Full year 2001 EBITDA is expected to be around $1.6 billion. In 2000 EBITDA was approximately break-even. Growth in EBITDA in the coming year is expected to be driven by a growing customer base. PCS Group also has set a goal of achieving a 10 percent reduction in the average monthly cash cost to support a customer for 2002.

"I truly believe that the best is yet to come for the PCS Group," said William T. Esrey, Sprint's chairman and chief executive officer. "Our PCS operation has been the fastest-growing wireless carrier for more than three years. We have aggressive, but we believe attainable, growth and profitability objectives in 2002."

While Sprint cautioned that fourth quarter wireless industry results are traditionally highly dependent on consumer buying patterns during the holiday season, the upbeat remarks nonetheless were a stark contrast to Sprint's Oct. 17 announcement to exit its fixed wireless Multichannel Multipoint Distribution Services (MMDS) service known as the Integrated On-Demand Network (ION) in an effort to reduce operating costs to business units in its FON Group tracking stock. Sprint said it would have to lay off about 6,000 employees and 1,500 contractor positions as a result of the termination of ION.

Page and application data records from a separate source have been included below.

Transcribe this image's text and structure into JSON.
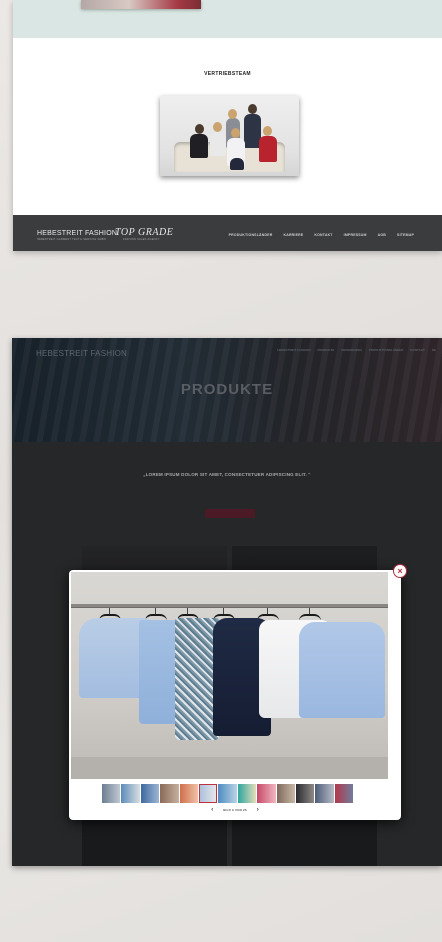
{
  "team_page": {
    "section_title": "VERTRIEBSTEAM",
    "footer": {
      "logo_main": "HEBESTREIT FASHION",
      "logo_main_sub": "HEBESTREIT GARMENT TEXTIL SERVICE GMBH",
      "logo_second": "TOP GRADE",
      "logo_second_sub": "FASHION SALES AGENCY",
      "nav": [
        "PRODUKTIONSLÄNDER",
        "KARRIERE",
        "KONTAKT",
        "IMPRESSUM",
        "AGB",
        "SITEMAP"
      ]
    }
  },
  "products_page": {
    "brand": "HEBESTREIT FASHION",
    "top_nav": [
      "HEBESTREIT FASHION",
      "PRODUKTE",
      "REFERENZEN",
      "PRODUKTIONSLÄNDER",
      "KONTAKT",
      "DE"
    ],
    "hero_title": "PRODUKTE",
    "quote": "„LOREM IPSUM DOLOR SIT AMET, CONSECTETUER ADIPISCING ELIT. “",
    "lightbox": {
      "close_glyph": "×",
      "prev_glyph": "‹",
      "next_glyph": "›",
      "counter": "BILD 9 VON 26",
      "thumbnails_count": 13,
      "active_thumbnail": 5
    }
  },
  "colors": {
    "accent": "#b02d3e",
    "footer_bg": "#3a3c3e",
    "mint_band": "#d9e6e3",
    "dark_bg": "#2c2e30"
  }
}
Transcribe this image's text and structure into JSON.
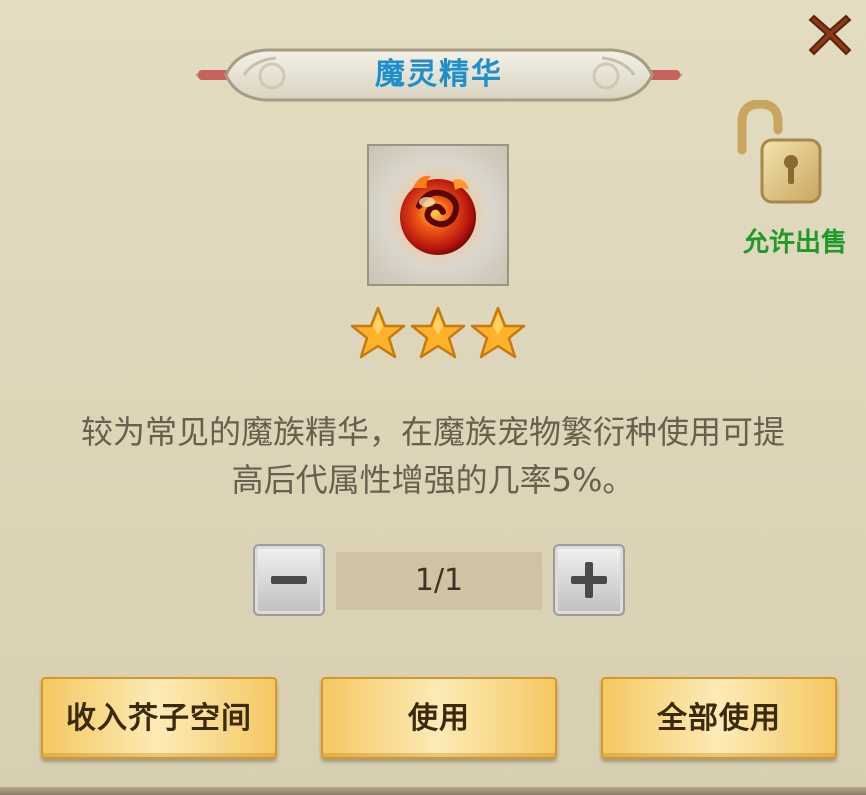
{
  "dialog": {
    "title": "魔灵精华",
    "item_icon": "fire-essence-orb-icon",
    "rarity_stars": 3,
    "description_line1": "较为常见的魔族精华，在魔族宠物繁衍种使用可提",
    "description_line2": "高后代属性增强的几率5%。",
    "sell_status": "允许出售",
    "quantity": {
      "display": "1/1",
      "minus_label": "−",
      "plus_label": "+"
    },
    "buttons": {
      "store": "收入芥子空间",
      "use": "使用",
      "use_all": "全部使用"
    }
  },
  "colors": {
    "title": "#1e8fcb",
    "sell_label": "#1f9a2a",
    "button_gold": "#f5c862",
    "close": "#8a3a18"
  }
}
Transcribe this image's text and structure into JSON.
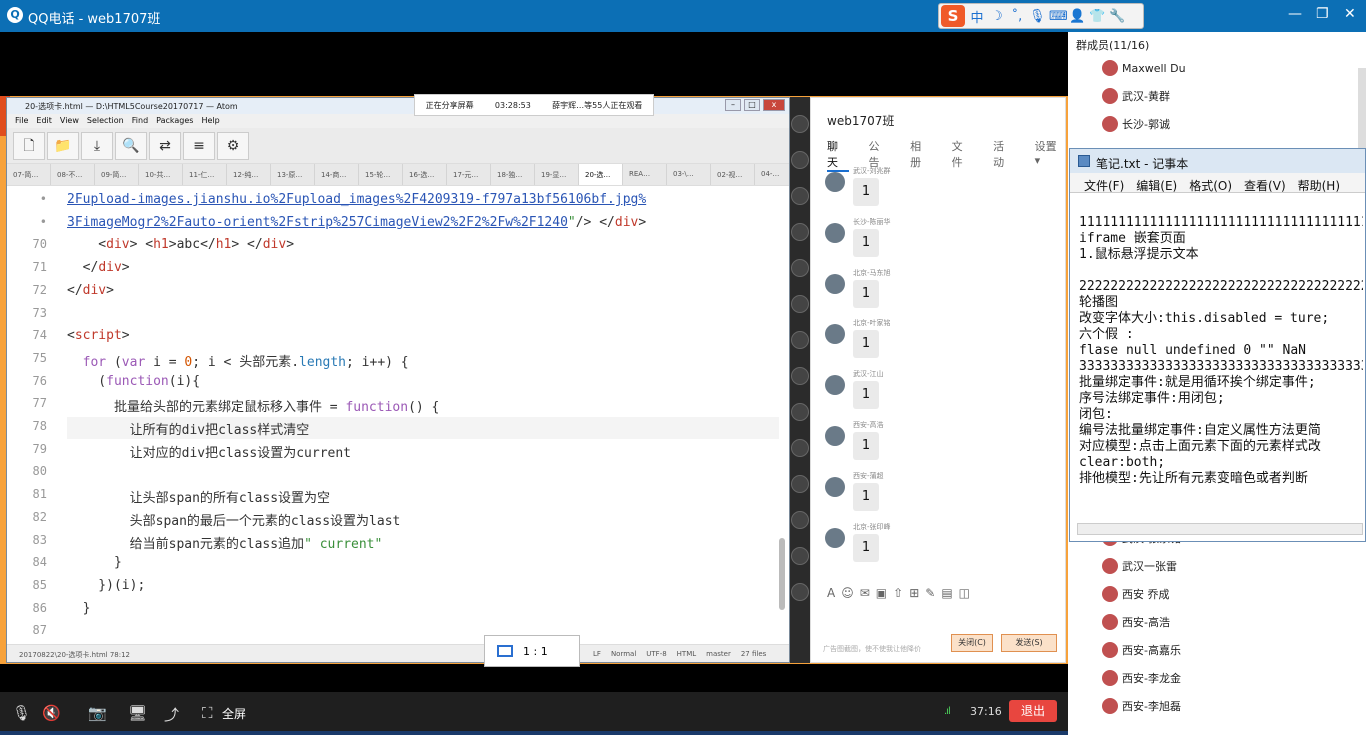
{
  "qq": {
    "title": "QQ电话 - web1707班",
    "logo": "qq-phone-icon"
  },
  "ime": {
    "s": "S",
    "items": [
      "中",
      "☽",
      "˚,",
      "🎙",
      "⌨",
      "👤",
      "👕",
      "🔧"
    ]
  },
  "share_bar": {
    "left": "正在分享屏幕",
    "time": "03:28:53",
    "right": "薛宇辉…等55人正在观看"
  },
  "atom": {
    "title": "20-选项卡.html — D:\\HTML5Course20170717 — Atom",
    "menu": [
      "File",
      "Edit",
      "View",
      "Selection",
      "Find",
      "Packages",
      "Help"
    ],
    "tools": [
      "new-file-icon",
      "folder-icon",
      "download-icon",
      "search-icon",
      "shuffle-icon",
      "list-icon",
      "gear-icon"
    ],
    "tools_glyphs": [
      "🗋",
      "📁",
      "⤓",
      "🔍",
      "⇄",
      "≡",
      "⚙"
    ],
    "tabs": [
      "07-简…",
      "08-不…",
      "09-简…",
      "10-共…",
      "11-仁…",
      "12-纯…",
      "13-原…",
      "14-商…",
      "15-轮…",
      "16-选…",
      "17-元…",
      "18-独…",
      "19-显…",
      "20-选…",
      "REA…",
      "03-\\…",
      "02-视…",
      "04-…"
    ],
    "active_tab": 13,
    "status_left": "20170822\\20-选项卡.html   78:12",
    "status_right": [
      "LF",
      "Normal",
      "UTF-8",
      "HTML",
      "master",
      "27 files"
    ],
    "zoom": "1 : 1"
  },
  "code_lines": [
    {
      "n": "•",
      "html": "<span class=\"url\">2Fupload-images.jianshu.io%2Fupload_images%2F4209319-f797a13bf56106bf.jpg%</span>"
    },
    {
      "n": "•",
      "html": "<span class=\"url\">3FimageMogr2%2Fauto-orient%2Fstrip%257CimageView2%2F2%2Fw%2F1240</span><span class=\"str\">\"</span>/&gt; &lt;/<span class=\"tag\">div</span>&gt;"
    },
    {
      "n": "70",
      "html": "    &lt;<span class=\"tag\">div</span>&gt; &lt;<span class=\"tag\">h1</span>&gt;abc&lt;/<span class=\"tag\">h1</span>&gt; &lt;/<span class=\"tag\">div</span>&gt;"
    },
    {
      "n": "71",
      "html": "  &lt;/<span class=\"tag\">div</span>&gt;"
    },
    {
      "n": "72",
      "html": "&lt;/<span class=\"tag\">div</span>&gt;"
    },
    {
      "n": "73",
      "html": ""
    },
    {
      "n": "74",
      "html": "&lt;<span class=\"tag\">script</span>&gt;"
    },
    {
      "n": "75",
      "html": "  <span class=\"kw\">for</span> (<span class=\"kw\">var</span> i = <span class=\"num\">0</span>; i &lt; 头部元素.<span class=\"fn\">length</span>; i++) {"
    },
    {
      "n": "76",
      "html": "    (<span class=\"kw\">function</span>(i){"
    },
    {
      "n": "77",
      "html": "      批量给头部的元素绑定鼠标移入事件 = <span class=\"kw\">function</span>() {"
    },
    {
      "n": "78",
      "html": "        让所有的div把class样式清空"
    },
    {
      "n": "79",
      "html": "        让对应的div把class设置为current"
    },
    {
      "n": "80",
      "html": ""
    },
    {
      "n": "81",
      "html": "        让头部span的所有class设置为空"
    },
    {
      "n": "82",
      "html": "        头部span的最后一个元素的class设置为last"
    },
    {
      "n": "83",
      "html": "        给当前span元素的class追加<span class=\"str\">\" current\"</span>"
    },
    {
      "n": "84",
      "html": "      }"
    },
    {
      "n": "85",
      "html": "    })(i);"
    },
    {
      "n": "86",
      "html": "  }"
    },
    {
      "n": "87",
      "html": ""
    }
  ],
  "group": {
    "name": "web1707班",
    "tabs": [
      "聊天",
      "公告",
      "相册",
      "文件",
      "活动",
      "设置 ▾"
    ],
    "messages": [
      {
        "name": "武汉-刘兆群",
        "text": "1"
      },
      {
        "name": "长沙-陈丽华",
        "text": "1"
      },
      {
        "name": "北京-马东旭",
        "text": "1"
      },
      {
        "name": "北京-叶家铭",
        "text": "1"
      },
      {
        "name": "武汉-江山",
        "text": "1"
      },
      {
        "name": "西安-高浩",
        "text": "1"
      },
      {
        "name": "西安-蒲超",
        "text": "1"
      },
      {
        "name": "北京-张印峰",
        "text": "1"
      }
    ],
    "compose_icons": [
      "A",
      "☺",
      "✉",
      "▣",
      "⇧",
      "⊞",
      "✎",
      "▤",
      "◫"
    ],
    "hint": "广告图截图，使不使我让他降价",
    "close_btn": "关闭(C)",
    "send_btn": "发送(S)"
  },
  "members": {
    "header": "群成员(11/16)",
    "list": [
      "Maxwell Du",
      "武汉-黄群",
      "长沙-郭诚",
      "武汉-张家铭",
      "武汉一张雷",
      "西安 乔成",
      "西安-高浩",
      "西安-高嘉乐",
      "西安-李龙金",
      "西安-李旭磊"
    ]
  },
  "notepad": {
    "title": "笔记.txt - 记事本",
    "menu": [
      "文件(F)",
      "编辑(E)",
      "格式(O)",
      "查看(V)",
      "帮助(H)"
    ],
    "text": "11111111111111111111111111111111111111\niframe 嵌套页面\n1.鼠标悬浮提示文本\n\n22222222222222222222222222222222222222\n轮播图\n改变字体大小:this.disabled = ture;\n六个假 :\nflase null undefined 0 \"\" NaN\n33333333333333333333333333333333333333\n批量绑定事件:就是用循环挨个绑定事件;\n序号法绑定事件:用闭包;\n闭包:\n编号法批量绑定事件:自定义属性方法更简\n对应模型:点击上面元素下面的元素样式改\nclear:both;\n排他模型:先让所有元素变暗色或者判断"
  },
  "control": {
    "full_label": "全屏",
    "time": "37:16",
    "exit_label": "退出"
  }
}
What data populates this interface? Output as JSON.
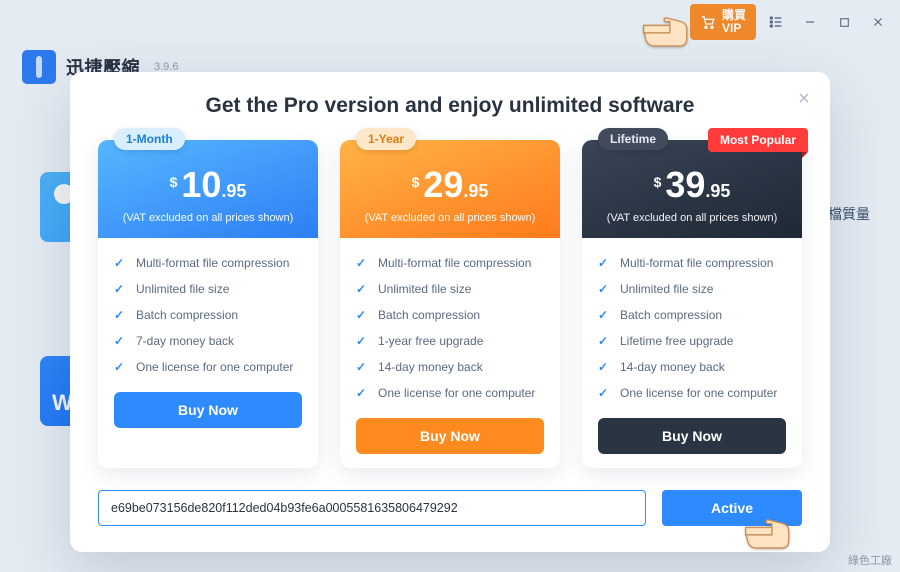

Still, Sprint said it remains committed to wireless data services despite the failures of its MMDS venture. "Data services will be an increasingly important component of the wireless industry and our network was built with data services in mind. While we are in the very early stages of building this customer base, our PCS operation already has more than two million wireless data users. We expect this growth will accelerate as we move to higher data speeds with the introduction of third-generation wireless technology in 2002," Esrey said in his prepared remarks.

Meanwhile, the company continues to rely upon its FON business. Today, the company announced that online auction pioneer eBay signed an agreement with Sprint to use its Sprint E|Solutions Internet Center services to expand eBay's Web hosting facilities. The move allows eBay to have a back-up system geographically located outside the San Francisco Bay Area, ensuring continued site availability and improved disaster recovery.

Separately, Sprint also announced it has signed a multi-year contract with Metromedia Fiber Network to lease metropolitan area fiber in in Boston, Chicago, Dallas, Houston, Los Angeles, Newark, New York, Philadelphia, Seattle and Washington, D.C. While Sprint will initially use MFN's metropolitan fiber-optic infrastructure in these 10 major cities, the company will have the opportunity to expand into other markets by leasing dark fiber from MFN under terms in this agreement. Sprint expects to begin using MFN networks in initial markets in the second quarter of 2002 and in all 10 cities by the end of 2002.